He garnered accolades performing in his song-and-dance stage show, which debuted in Atlantic City in 1995. He later took it on the road to major venues throughout the country, from Las Vegas to New York.
In 2013, Tony returned to the big screen and received great buzz and fantastic reviews for his performance as Joseph Gordon-Levitt's character's father in Gordon-Levitt's much-buzzed-about and acclaimed directorial debut, Don Jon. The film, which stars Gordon-Levitt, Danza, Julianne Moore, Brie Larson, and Scarlett Johansson, was released in theaters in the fall of 2013.
In 2009-2010, Tony took on his most challenging role yet: teaching tenth-grade English at Philadelphia's Northeast High School. His experience working as a real teacher was taped and aired on A&E last year in the form of the critically-acclaimed seven-part documentary series, Teach.

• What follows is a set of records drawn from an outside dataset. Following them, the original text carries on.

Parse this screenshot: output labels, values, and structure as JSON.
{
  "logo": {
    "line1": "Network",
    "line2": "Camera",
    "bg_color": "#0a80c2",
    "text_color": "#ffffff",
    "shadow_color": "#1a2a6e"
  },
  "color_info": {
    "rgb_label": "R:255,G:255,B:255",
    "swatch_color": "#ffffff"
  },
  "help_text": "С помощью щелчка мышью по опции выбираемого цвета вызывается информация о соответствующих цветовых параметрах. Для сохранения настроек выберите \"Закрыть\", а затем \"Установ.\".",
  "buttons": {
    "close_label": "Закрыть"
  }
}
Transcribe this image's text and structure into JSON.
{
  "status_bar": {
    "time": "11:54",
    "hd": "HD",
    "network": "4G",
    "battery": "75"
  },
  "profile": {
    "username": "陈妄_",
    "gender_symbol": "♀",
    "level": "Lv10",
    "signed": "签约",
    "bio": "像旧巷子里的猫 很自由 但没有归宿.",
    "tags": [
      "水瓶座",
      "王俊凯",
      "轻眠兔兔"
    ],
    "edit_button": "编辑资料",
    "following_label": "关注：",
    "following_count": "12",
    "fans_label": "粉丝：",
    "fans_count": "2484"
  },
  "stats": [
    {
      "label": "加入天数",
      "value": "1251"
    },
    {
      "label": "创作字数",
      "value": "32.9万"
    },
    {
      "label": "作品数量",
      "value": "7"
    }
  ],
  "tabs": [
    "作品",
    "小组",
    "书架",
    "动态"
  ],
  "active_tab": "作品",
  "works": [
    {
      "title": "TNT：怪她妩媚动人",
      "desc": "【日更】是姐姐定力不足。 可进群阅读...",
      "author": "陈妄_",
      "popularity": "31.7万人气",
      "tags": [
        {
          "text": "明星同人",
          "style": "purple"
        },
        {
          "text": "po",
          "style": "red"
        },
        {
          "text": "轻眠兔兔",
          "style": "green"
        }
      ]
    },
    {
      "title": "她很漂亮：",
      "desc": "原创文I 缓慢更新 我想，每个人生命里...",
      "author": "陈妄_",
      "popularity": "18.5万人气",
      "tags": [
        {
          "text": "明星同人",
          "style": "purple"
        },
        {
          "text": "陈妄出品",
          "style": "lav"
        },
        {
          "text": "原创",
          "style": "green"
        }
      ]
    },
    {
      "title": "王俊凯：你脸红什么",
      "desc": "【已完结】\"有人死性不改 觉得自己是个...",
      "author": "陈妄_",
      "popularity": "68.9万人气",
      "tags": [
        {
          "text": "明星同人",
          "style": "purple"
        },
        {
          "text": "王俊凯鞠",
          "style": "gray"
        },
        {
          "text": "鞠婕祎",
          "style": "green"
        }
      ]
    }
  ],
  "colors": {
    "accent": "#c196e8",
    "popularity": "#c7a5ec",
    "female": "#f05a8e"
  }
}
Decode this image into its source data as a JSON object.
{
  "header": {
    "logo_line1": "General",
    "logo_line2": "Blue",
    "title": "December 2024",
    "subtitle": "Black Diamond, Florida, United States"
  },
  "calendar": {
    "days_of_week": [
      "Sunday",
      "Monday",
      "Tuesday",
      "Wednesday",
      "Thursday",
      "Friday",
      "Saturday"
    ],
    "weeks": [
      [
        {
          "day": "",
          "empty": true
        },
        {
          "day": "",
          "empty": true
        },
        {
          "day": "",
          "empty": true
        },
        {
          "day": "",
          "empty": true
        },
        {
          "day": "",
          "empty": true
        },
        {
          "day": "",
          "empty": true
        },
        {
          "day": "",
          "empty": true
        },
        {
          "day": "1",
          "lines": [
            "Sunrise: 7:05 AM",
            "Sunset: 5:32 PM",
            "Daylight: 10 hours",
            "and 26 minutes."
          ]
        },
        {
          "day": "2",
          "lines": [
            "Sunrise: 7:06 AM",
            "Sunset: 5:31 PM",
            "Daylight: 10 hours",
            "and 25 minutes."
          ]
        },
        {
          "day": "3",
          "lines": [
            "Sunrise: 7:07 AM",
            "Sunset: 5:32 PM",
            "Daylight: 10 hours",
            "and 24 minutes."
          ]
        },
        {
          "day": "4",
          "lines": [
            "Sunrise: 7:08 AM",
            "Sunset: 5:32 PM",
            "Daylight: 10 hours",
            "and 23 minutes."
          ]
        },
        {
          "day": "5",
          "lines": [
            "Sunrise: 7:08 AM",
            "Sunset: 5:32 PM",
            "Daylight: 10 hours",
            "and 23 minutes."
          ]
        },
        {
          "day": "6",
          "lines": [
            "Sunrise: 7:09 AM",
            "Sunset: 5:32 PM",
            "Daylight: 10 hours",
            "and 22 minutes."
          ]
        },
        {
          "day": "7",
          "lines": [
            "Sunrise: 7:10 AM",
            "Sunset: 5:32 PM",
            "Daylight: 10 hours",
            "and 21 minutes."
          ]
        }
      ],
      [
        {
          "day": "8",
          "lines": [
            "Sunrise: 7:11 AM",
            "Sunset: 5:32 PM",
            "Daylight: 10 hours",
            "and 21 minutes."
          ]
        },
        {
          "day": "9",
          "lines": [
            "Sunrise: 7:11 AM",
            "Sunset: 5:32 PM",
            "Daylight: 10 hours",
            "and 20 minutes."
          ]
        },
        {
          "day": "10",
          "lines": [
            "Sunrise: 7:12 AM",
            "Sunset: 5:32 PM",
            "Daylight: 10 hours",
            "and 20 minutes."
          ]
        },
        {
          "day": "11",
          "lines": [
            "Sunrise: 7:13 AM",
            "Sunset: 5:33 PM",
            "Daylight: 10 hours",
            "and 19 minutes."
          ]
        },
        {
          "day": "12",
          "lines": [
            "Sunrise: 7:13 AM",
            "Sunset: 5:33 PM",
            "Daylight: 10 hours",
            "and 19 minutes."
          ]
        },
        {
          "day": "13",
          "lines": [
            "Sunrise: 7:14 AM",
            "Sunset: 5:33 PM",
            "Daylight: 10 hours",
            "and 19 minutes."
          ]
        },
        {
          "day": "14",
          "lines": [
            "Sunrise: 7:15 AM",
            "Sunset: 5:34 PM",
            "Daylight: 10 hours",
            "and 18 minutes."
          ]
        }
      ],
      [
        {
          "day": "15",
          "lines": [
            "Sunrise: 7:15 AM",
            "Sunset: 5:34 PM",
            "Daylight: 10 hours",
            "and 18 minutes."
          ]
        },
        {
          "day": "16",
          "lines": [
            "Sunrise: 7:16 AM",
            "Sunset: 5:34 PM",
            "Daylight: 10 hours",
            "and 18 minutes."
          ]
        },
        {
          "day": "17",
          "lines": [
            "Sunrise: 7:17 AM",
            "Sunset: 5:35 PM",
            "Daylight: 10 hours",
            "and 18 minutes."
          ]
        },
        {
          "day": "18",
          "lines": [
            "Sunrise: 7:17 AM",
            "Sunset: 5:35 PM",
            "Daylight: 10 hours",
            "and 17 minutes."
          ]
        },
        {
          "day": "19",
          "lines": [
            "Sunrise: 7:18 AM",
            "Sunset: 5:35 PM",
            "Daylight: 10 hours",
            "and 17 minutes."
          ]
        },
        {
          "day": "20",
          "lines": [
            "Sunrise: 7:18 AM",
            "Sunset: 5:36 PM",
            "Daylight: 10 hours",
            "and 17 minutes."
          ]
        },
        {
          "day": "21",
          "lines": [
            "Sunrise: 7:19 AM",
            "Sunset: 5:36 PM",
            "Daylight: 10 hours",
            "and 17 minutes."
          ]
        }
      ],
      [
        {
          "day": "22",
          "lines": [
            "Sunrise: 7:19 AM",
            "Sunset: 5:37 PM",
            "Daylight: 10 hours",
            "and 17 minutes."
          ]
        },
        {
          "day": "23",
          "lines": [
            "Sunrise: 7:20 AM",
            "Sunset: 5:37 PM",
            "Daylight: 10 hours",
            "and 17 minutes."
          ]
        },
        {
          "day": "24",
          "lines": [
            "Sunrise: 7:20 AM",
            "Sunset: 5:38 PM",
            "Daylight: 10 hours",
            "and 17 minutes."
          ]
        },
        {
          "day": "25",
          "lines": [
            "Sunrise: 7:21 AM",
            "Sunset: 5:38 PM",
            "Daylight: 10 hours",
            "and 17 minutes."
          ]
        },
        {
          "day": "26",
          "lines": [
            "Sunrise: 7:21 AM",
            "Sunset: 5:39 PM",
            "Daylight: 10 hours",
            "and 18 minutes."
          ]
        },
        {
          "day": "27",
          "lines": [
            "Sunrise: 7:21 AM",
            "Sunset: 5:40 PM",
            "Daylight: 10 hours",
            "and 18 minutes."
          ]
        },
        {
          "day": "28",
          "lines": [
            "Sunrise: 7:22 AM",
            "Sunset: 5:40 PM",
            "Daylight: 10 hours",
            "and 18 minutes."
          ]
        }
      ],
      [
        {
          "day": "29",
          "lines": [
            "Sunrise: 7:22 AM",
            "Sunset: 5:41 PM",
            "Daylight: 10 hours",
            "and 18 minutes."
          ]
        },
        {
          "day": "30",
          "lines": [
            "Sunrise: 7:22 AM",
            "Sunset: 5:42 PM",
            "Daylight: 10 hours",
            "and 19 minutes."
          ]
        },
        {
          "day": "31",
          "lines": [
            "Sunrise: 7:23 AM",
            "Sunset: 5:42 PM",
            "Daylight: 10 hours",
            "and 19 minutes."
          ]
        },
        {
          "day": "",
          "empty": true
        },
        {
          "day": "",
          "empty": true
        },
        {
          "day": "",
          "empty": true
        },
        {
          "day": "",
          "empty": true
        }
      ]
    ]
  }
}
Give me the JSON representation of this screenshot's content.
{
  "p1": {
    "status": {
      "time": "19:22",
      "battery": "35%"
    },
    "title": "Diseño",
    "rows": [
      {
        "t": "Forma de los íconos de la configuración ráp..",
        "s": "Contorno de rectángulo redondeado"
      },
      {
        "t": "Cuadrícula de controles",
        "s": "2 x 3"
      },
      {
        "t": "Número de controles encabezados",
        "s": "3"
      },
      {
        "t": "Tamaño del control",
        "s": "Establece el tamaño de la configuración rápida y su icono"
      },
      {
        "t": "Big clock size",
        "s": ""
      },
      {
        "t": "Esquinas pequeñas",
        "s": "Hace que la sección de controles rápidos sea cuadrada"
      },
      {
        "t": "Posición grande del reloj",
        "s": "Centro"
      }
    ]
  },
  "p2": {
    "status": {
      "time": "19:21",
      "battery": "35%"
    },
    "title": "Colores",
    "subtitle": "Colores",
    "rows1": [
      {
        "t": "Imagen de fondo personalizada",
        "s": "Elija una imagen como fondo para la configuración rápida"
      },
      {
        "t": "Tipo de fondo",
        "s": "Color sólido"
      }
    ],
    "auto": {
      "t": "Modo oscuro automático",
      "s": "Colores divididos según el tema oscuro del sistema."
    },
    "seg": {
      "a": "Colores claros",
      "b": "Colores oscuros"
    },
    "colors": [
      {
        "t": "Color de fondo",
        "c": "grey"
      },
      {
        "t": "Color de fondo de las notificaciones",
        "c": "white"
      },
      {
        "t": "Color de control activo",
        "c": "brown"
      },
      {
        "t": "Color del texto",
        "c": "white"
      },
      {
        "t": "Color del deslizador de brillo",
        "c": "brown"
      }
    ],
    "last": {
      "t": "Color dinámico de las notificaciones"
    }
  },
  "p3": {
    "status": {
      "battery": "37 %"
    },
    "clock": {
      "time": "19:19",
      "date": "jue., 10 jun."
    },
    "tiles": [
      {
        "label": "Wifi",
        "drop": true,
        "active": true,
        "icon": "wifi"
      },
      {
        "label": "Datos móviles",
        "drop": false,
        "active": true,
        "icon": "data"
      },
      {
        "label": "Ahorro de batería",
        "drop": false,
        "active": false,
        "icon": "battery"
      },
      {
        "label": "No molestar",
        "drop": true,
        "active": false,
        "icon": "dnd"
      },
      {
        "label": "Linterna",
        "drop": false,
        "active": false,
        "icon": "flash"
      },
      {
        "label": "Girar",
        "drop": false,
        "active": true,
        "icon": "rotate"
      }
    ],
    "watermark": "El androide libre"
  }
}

In September 2012, Crown Publishers (a division of Random House) released Tony's book, I'd Like to Apologize to Every Teacher I Ever Had: My Year as a Rookie Teacher at Northeast High, a much-buzzed-about and critically acclaimed reflection of his experience teaching for a year. The book premiered on the New York Times Best Sellers list at number 16 and stayed on the list for two months. The paperback edition hit bookstores in September of 2013. In 2010, AARP The Magazine, the definitive voice for 50+ Americans and the world's largest-circulation magazine with more than 35 million readers, presented Tony with their Inspire Award. The Inspire Awards pay tribute to extraordinary people who inspire others to action through their innovative thinking, passion and perseverance. In December of 2012, Tony was among the iconic celebrities who participated in the Weinstein Company's historic concert for Hurricane Sandy Relief at Madison Square Garden. He was featured in the documentary about the concert, released by the Weinstein Company in the fall of 2013, in which Tony reminds people of the forgotten motto of America, "E pluribus unum", or "out of many one", or as Tony's father would say "we're all in this together, pal".
With great belief in the spirit of that motto, Tony participates in many charity efforts. In April 2013, USAToday honored Tony at their annual National Make A Difference Day Awards for his commitment to helping others through his numerous charity efforts.
Danza is married to Tracy Robinson and has three children.